Spiral galaxies make beautiful targets in the infrared. Dust, normally opaque and dark in visible light, comes alive in the IR. M66 is a bright, nearby, barred spiral galaxy. In this Spitzer image, the arms of the galaxy are littered with dust, formed when stars are born and when they die. This happens primarily in the spiral arms, which is why the cold dust there is obvious (seen here in red). The inner region of the galaxy is very old, and star formation there ceased ages ago.

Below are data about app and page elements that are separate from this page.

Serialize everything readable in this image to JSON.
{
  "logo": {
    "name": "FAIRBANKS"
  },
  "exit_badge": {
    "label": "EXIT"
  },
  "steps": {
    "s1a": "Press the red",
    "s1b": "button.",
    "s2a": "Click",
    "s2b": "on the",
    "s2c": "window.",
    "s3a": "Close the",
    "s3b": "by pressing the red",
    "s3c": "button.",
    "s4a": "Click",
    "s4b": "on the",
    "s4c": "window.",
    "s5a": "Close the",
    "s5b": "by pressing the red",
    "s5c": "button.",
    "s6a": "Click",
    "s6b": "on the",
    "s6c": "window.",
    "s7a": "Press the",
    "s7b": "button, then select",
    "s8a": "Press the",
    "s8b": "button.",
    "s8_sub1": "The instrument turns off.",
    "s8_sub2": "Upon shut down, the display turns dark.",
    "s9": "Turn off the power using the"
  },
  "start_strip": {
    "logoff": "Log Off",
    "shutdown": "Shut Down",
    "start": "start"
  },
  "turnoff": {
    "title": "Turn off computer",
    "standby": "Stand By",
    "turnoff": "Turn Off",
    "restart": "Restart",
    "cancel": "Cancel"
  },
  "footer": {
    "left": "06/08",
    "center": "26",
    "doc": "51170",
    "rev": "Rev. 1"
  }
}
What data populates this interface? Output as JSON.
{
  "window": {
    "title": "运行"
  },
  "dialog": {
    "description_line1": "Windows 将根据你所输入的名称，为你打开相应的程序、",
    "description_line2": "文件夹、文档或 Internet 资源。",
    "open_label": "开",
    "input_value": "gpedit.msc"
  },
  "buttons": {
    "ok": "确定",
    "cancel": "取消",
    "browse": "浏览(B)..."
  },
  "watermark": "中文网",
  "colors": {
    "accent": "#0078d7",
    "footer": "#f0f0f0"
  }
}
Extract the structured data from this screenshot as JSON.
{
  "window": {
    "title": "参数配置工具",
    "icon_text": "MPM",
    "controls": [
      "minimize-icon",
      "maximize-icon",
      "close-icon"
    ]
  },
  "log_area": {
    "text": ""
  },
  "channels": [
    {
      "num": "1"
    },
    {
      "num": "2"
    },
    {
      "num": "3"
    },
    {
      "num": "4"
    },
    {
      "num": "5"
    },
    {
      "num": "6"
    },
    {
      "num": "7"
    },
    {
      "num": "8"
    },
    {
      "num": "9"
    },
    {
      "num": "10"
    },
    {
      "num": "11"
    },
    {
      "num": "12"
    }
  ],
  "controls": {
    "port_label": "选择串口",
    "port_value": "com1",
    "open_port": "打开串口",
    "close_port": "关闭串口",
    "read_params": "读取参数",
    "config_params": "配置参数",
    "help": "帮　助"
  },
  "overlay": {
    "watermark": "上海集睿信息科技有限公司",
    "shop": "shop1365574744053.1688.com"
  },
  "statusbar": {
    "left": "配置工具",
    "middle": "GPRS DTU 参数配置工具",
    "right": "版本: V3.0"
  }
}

At 35 million light years away, M66 is an easy target for small telescopes, and is one of the best-studied galaxies in the sky. But images like this from Spitzer provide new insights into how galaxies form and maintain their shape. In astronomy, there's no such thing as "having seen it all". Whenever new eyes are used to peer upwards, we learn new things.Original blog postOriginal press releaseImage credit: NASA/JPL-Caltech/R. Kennicutt (University of Arizona) and the SINGS Team